Show all the lines in the data below that include the word "duration".

The data Start Marker

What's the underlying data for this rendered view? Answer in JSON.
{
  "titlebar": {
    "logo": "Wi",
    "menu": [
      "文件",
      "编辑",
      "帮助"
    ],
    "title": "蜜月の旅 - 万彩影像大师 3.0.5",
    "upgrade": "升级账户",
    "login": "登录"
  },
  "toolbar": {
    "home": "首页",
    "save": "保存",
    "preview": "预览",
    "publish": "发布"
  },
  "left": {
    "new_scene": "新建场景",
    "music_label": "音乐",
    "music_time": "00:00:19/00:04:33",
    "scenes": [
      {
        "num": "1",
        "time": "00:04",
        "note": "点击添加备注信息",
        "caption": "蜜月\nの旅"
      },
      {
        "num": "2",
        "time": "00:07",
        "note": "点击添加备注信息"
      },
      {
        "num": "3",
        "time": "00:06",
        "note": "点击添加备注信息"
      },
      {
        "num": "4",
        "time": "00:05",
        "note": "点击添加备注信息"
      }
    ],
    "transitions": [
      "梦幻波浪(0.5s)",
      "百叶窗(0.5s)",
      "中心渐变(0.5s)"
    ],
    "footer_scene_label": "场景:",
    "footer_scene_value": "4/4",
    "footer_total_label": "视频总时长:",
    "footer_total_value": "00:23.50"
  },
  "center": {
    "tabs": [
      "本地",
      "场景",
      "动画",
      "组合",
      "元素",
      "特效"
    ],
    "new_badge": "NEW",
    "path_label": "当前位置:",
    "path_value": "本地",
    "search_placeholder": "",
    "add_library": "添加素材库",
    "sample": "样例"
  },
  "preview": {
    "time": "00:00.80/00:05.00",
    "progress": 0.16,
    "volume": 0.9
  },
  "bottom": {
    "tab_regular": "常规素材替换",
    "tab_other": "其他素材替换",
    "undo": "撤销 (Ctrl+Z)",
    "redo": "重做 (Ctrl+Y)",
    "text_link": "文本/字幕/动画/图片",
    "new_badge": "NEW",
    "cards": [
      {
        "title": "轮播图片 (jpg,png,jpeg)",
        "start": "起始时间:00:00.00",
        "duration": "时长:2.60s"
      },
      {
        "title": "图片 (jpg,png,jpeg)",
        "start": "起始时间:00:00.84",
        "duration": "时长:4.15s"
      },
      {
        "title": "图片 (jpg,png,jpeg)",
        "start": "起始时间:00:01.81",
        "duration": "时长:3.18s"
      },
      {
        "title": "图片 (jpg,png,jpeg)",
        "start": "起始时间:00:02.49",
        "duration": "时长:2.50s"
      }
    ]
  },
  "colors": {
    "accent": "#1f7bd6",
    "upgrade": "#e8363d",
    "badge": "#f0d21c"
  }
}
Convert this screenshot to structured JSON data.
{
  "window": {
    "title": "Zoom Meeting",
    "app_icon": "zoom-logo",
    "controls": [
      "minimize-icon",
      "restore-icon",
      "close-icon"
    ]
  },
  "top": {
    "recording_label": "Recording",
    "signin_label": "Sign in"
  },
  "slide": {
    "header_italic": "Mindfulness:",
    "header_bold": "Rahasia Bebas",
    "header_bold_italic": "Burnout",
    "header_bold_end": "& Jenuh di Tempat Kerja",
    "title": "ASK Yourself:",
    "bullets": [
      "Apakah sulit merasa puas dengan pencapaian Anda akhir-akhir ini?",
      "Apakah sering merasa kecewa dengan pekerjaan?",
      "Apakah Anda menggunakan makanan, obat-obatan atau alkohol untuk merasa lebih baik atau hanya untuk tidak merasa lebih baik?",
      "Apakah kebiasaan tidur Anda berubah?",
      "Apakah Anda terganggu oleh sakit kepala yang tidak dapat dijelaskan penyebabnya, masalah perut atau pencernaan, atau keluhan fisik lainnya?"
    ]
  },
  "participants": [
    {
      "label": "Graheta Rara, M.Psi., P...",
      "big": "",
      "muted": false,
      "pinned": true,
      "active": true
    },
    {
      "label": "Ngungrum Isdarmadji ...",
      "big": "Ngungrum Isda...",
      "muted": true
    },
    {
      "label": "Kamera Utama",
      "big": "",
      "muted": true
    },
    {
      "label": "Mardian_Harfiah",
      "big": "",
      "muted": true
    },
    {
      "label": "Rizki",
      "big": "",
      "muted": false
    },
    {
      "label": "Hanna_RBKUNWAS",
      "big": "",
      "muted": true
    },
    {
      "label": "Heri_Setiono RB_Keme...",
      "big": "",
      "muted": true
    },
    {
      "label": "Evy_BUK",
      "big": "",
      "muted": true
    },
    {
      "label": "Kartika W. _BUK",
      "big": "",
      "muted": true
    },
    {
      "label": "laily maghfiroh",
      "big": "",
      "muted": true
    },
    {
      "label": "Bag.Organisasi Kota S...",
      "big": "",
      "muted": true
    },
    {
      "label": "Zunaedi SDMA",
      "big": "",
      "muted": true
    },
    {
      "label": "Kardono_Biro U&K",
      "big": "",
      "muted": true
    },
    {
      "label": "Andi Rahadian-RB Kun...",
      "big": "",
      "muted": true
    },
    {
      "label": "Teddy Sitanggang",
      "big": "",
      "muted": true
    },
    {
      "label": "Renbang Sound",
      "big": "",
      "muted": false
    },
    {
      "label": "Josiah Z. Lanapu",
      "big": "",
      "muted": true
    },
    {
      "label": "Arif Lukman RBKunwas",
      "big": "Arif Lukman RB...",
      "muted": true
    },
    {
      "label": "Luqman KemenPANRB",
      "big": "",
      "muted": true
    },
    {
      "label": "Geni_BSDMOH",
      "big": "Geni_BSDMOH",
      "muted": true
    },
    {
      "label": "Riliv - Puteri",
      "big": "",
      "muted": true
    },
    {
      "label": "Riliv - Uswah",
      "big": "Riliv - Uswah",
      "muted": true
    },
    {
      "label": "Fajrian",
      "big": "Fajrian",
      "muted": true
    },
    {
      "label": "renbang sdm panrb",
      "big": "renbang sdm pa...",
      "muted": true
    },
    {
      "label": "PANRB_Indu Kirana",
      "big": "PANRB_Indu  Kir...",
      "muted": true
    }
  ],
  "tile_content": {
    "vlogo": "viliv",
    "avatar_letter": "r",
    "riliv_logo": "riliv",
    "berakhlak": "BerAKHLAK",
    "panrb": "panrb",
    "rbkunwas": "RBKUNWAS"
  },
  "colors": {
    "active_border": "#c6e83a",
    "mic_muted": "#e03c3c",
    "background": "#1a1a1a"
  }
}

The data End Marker

*Exercise answer*.
        "duration": "时长:2.60s"
        "duration": "时长:4.15s"
        "duration": "时长:3.18s"
        "duration": "时长:2.50s"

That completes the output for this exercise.